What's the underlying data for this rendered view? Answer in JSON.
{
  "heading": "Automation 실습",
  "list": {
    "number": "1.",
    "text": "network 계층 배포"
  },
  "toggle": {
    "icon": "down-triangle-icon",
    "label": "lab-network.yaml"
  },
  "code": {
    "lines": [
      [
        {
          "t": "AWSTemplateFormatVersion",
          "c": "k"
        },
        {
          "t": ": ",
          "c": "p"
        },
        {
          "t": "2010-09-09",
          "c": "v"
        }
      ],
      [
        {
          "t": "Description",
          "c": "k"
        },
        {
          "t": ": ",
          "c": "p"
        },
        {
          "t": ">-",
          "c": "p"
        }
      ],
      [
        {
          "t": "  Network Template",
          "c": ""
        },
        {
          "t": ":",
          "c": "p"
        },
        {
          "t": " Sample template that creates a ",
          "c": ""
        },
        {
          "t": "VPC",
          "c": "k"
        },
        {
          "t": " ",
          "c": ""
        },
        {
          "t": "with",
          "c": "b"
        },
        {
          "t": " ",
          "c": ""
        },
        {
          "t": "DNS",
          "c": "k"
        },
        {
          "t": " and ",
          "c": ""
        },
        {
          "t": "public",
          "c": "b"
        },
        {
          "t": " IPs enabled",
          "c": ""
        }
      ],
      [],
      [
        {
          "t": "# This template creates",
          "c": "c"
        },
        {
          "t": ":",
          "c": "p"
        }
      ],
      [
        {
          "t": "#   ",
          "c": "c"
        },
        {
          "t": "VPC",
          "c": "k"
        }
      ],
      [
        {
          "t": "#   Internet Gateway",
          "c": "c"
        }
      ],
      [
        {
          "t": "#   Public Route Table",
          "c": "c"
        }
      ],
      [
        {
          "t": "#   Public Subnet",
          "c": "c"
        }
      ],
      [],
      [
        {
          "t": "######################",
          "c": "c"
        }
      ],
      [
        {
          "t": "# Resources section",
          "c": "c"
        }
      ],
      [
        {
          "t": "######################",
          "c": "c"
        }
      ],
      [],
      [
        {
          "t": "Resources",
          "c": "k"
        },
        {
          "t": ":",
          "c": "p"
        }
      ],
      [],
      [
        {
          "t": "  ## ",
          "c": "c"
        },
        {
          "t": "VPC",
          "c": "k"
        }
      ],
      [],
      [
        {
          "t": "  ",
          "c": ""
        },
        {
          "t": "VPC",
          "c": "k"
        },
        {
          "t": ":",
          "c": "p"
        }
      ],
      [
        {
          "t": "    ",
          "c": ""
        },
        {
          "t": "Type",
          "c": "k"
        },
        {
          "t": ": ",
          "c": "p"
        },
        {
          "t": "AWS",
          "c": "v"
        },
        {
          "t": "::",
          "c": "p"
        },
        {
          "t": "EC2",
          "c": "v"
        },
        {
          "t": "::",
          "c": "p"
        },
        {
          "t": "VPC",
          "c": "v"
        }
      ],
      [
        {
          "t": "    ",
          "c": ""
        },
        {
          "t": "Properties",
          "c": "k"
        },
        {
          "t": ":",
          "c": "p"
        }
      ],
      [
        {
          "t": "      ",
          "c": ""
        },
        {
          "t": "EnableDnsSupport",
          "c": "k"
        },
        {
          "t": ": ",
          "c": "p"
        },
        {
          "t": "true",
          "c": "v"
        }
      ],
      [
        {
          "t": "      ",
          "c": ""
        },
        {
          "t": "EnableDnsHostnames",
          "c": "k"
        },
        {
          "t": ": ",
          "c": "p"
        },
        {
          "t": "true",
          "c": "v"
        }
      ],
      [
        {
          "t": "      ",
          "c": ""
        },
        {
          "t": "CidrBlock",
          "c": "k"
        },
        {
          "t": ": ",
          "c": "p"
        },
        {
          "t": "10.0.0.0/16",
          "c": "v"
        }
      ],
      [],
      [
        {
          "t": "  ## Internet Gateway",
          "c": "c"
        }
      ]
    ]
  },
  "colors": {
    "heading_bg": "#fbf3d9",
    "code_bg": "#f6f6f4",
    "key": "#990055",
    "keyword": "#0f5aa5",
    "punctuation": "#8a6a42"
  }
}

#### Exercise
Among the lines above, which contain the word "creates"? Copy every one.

#### Problem solution
          "t": " Sample template that creates a ",
          "t": "# This template creates",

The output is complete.